By Dr. Peter Bouteneff
This writing assignment intrigued me: ask people who are committed to the Church why they are “still” here. The implication is that there are reasons not to want to be involved with the Church, and of course there are. “Organized religion” can be a hard sell, generally speaking. Increasing information about the multiplicity of religious and non-religious viewpoints, many of which seem very wise and reasonable, make people wonder why anyone would want to commit to just one view as “the true way.” And, for us cradle-Orthodox, the Church is so easy to associate exclusively with our family background and with our ethnicity, something that we ought to transcend as we grow up, even if we retain a sentimental attachment to it. And then of course there are scandals financial and sexual, Church squabbles, and Church priorities which sometimes seem all askew.
All of these factors are serious, and all of them have affected me – sometimes powerfully – at points in my life.
When I think of the many factors that have kept me in the Church, for which I thank God every day, I think a lot about the people I was surrounded with. Since my childhood I was close to people who were completely genuine, and also completely committed to the Church. Their relationship to the Church was real and penetrated their whole being. One such person was my confessor through my entire childhood, up until his death when I was 23 years old. He was Fr Alexander Schmemann. Partly owing to his influence, and that of my parents whose relationship to the Church was also deep-set and organic (yes, ethnic, but never obsessively so), the church-types I gravitated towards were normal people. They weren’t ideologues. Which means that their real priorities didn’t lie with things like the calendar (old or new), ecumenism or anti-ecumenism, or The One Right Kind of Iconography. They knew when God was properly praised, when Christ was rightly confessed, and when people were being real. Their BS-sensors were finely tuned. Like me, their reactions to the ideologues was some combination of puzzlement, “yuck,” and boredom.
Not everyone can grow up with Fr Schmemann as an uncle-figure, and not everyone who grew up in his orbit ended up sticking with the Church, as many of my extended family attest! But aside from the overall benefits of being around genuineness and realism, one specific thing all this taught me was how to “place” sin and holiness within the Church experience. Because, let’s be honest, the whole thing can sound so confusing and so schizophrenic: on the one hand, we profess faith in “One Holy Catholic and Apostolic Church,” an inherently sinless body. And on the other hand, we don’t have to probe very far to find signs of everything that is opposite to unity, holiness, catholicity, and apostolicity. Oh look – news of another schism, another financial scandal, another act of bigotry in the name of pious Holy Orthodoxy. A clergy fist-fight in the Church of the Nativity in Bethlehem, for crying out loud! (Google it if you must.)
So where is the Church? What do we even mean by the word? Here are a couple of principles I’ve learned to try to live by:
First, although there is mud, don’t get stuck in it. Learn to recognize, first and foremost, holiness in the Church. It’s there. Right among you, in your parish, as well as in what you see when you travel, what you read in its pages. Holiness is there in sometimes unexpected, unassuming, imperfect ways, and sometimes in very clear-cut ways. And holiness wins.
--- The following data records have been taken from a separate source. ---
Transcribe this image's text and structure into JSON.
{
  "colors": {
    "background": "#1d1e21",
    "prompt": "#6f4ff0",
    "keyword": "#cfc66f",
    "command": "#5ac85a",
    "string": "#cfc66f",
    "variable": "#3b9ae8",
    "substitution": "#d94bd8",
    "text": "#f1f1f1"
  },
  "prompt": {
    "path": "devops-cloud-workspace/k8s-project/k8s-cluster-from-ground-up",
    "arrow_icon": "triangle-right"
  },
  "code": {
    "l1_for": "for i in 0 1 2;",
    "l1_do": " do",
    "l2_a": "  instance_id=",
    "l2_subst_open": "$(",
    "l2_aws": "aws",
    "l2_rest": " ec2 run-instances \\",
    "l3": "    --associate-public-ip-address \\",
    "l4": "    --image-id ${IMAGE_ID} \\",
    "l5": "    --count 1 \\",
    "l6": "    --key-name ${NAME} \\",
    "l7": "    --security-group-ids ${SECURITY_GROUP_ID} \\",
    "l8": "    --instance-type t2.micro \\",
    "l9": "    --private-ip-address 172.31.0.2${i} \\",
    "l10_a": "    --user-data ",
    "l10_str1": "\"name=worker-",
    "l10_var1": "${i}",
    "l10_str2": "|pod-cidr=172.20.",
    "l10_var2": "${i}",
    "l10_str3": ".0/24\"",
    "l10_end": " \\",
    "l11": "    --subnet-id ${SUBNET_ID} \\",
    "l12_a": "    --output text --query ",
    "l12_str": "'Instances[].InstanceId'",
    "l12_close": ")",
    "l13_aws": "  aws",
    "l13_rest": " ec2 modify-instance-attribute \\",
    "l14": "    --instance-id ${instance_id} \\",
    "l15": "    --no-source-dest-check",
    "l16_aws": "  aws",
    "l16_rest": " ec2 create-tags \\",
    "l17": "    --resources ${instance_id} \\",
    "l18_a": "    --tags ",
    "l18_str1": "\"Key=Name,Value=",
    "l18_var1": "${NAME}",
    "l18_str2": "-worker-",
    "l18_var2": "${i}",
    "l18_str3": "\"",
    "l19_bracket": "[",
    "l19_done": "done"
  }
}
Second, don’t be in denial of the mud, the sin. This can be hard for some people to do, because their definition of the Church is so totally exalted and so undifferentiated that they can’t figure out how the word “sin” could possibly figure into the picture. They’re right, Church is holy. But guess what: its members are all sinners, striving for holiness. The Church is not the sum total of its sinful members. It is their hospital. It is our hospital.
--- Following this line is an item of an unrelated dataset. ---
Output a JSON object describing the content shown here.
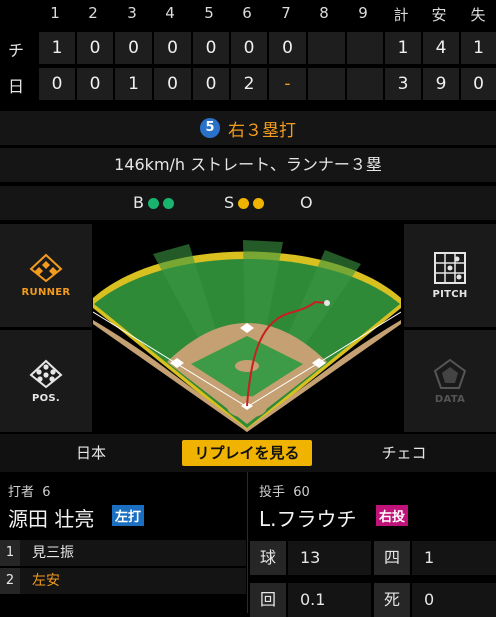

These lead to the third point: the mud is not the Church. Never let sin define the Church for you, because that would be seeing things really, completely backwards. The Church is Jesus Christ: not of the world, yet fully in the world – and sinless, with the holiness of God himself. The Church’s members, from the very top on down, are charged with being Christ’s body. We simultaneously are the Church, and are striving to become the Church.
Fourth, when thinking of scandals, don’t get self-righteous: recall that you and I are sinners too. We’re the scandal. Sin takes us away from the reality of the Church, such that we have to be called back into it. That’s why the priest says after we’ve confessed our sins: “Reunite this, your servant, with your holy flock.” We have to be the Church. Together. Calling ourselves and each other into it, constantly.
The upshot is that every time we recite that line in the creed, “I believe in One, Holy, Catholic, and Apostolic Church,” we can take it as an invitation to reflect on what that Church is. We can try to ensure that it’s not simply a Church that we are conceptualizing in our own image, or along the pattern of our own possibly deluded ideals. Because our pursuit of identifying the real Church, as an article of faith, as a body that we seek constantly to represent, is finally the pursuit of Jesus Christ himself. The Church, after all, is his body – it is the continuation of his incarnate life. That is what we are saying is holy, whole, full, and sent into the world (i.e., one, holy, catholic, apostolic). And that’s what I want to be in, that is what I want to partake in, eat of, implicate myself in, and continue to grow closer to. And I want to do it together with all these nutty people who, like myself, are groping our way forward in a messy world. That’s why I’m still here.